Faron Hamblin Faron Hamblin, Warsaw town councilman, musician

Hamblin is the first to admit he thought the dangers linked to the coronavirus were overblown. Getting COVID-19 changed all that.

After a positive test result in December, Hamblin isolated himself in his Northern Neck home as his fever spiked, chills gripped his body and his energy waned. His joints hurt so badly he couldn’t play the guitar, and he felt so drained he couldn’t sit up.

“I was one of the naysayers of the virus. I thought if I get it, I’d brush it off,” he said. “But I didn't brush it off. I had a very easy path compared to a lot of folks that I know, but it was a horrendous two weeks.”

After what he went through, the town councilman needed no further convincing to get the vaccine. Now fully vaccinated, Hamblin looks forward to playing country music with his band again before live audiences — as long as they’re vaccinated.

“I want people to be able to enjoy the summer, and I think we can if everybody gets vaccinated,” he said.

“I live to play music every weekend, and that was taken from me with this virus. We have a range of an audience, from [ages] 21 to 75 and up. I don't want to feel responsible for playing a venue where there are people there that aren't vaccinated and very vulnerable. You need to respect your neighbor. You’re not just protecting yourself — you’re protecting someone else's grandmother or mother or sister.”

That’s why this shot matters to Hamblin. He knows firsthand what can happen without it.

“I know there are folks out there that don’t trust the vaccine, but the alternative is not worth it,” he said. “I just hope that people who won’t be as lucky as I am don’t wait for COVID to affect them before they decide to get the vaccine. It’s like playing Russian roulette.”

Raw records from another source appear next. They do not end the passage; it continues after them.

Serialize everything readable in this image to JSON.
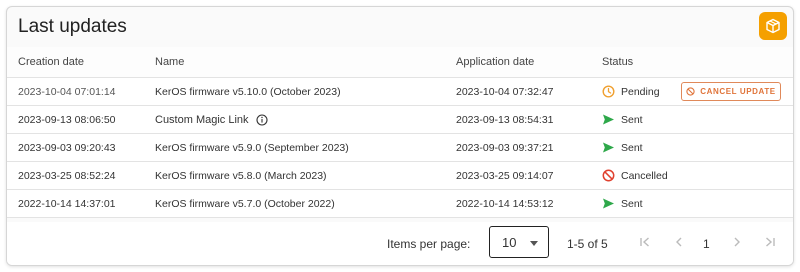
{
  "card": {
    "title": "Last updates",
    "icon": "package-icon",
    "accent": "#f5a000"
  },
  "table": {
    "columns": [
      "Creation date",
      "Name",
      "Application date",
      "Status"
    ],
    "rows": [
      {
        "creation": "2023-10-04 07:01:14",
        "name": "KerOS firmware v5.10.0 (October 2023)",
        "application": "2023-10-04 07:32:47",
        "status": "Pending",
        "status_icon": "clock-icon",
        "action": "CANCEL UPDATE"
      },
      {
        "creation": "2023-09-13 08:06:50",
        "name": "Custom Magic Link",
        "application": "2023-09-13 08:54:31",
        "status": "Sent",
        "status_icon": "send-icon"
      },
      {
        "creation": "2023-09-03 09:20:43",
        "name": "KerOS firmware v5.9.0 (September 2023)",
        "application": "2023-09-03 09:37:21",
        "status": "Sent",
        "status_icon": "send-icon"
      },
      {
        "creation": "2023-03-25 08:52:24",
        "name": "KerOS firmware v5.8.0 (March 2023)",
        "application": "2023-03-25 09:14:07",
        "status": "Cancelled",
        "status_icon": "ban-icon"
      },
      {
        "creation": "2022-10-14 14:37:01",
        "name": "KerOS firmware v5.7.0 (October 2022)",
        "application": "2022-10-14 14:53:12",
        "status": "Sent",
        "status_icon": "send-icon"
      }
    ]
  },
  "pagination": {
    "items_per_page_label": "Items per page:",
    "items_per_page": "10",
    "range": "1-5 of 5",
    "current_page": "1"
  },
  "colors": {
    "pending": "#f0a030",
    "sent": "#2ea84a",
    "cancelled": "#e0412f",
    "cancel_button": "#e0743a"
  }
}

To get vaccinated, go to vaccinate.virginia.gov. To read more stories like this, visit vcuhealth.org/thisshotmatters.